**Your objective:**
All lines in the data that hold the word "type" need copying.

[Component data from apps and pages]
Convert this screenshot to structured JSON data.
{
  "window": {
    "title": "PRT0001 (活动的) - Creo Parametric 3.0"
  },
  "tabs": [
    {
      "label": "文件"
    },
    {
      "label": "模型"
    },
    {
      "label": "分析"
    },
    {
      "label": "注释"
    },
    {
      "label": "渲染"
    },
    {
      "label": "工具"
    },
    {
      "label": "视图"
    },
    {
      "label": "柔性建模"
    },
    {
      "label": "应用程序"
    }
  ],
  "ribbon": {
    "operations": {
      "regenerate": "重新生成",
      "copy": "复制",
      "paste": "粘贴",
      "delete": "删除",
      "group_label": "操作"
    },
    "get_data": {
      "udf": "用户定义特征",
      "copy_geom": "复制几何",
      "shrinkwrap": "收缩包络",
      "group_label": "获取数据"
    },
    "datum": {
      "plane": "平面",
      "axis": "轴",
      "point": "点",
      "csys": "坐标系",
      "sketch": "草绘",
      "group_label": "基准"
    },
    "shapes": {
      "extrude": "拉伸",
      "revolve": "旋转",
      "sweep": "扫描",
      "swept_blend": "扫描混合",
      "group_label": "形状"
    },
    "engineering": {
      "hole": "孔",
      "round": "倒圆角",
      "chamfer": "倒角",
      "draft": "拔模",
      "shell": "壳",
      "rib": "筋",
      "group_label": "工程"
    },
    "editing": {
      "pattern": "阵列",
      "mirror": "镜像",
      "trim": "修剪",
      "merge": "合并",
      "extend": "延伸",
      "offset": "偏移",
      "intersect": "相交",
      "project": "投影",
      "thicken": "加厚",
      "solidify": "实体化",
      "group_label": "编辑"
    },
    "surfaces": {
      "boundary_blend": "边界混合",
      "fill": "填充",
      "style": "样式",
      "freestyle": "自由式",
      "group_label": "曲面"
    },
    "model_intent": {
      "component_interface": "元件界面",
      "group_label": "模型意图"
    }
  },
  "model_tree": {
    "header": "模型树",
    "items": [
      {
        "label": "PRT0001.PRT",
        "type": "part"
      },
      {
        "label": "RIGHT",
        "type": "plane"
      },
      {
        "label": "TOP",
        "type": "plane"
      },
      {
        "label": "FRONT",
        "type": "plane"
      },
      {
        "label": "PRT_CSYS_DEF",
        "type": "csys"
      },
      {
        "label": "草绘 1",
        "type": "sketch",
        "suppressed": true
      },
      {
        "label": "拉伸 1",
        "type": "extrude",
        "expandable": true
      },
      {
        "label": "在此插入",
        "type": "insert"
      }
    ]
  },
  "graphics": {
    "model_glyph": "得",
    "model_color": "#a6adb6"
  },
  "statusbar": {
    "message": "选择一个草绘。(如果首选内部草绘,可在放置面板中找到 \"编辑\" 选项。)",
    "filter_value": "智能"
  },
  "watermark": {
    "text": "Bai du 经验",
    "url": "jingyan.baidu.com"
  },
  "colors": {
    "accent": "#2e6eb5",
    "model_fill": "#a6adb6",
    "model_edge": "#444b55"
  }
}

**Solution to the exercise:**
        "type": "part"
        "type": "plane"
        "type": "plane"
        "type": "plane"
        "type": "csys"
        "type": "sketch",
        "type": "extrude",
        "type": "insert"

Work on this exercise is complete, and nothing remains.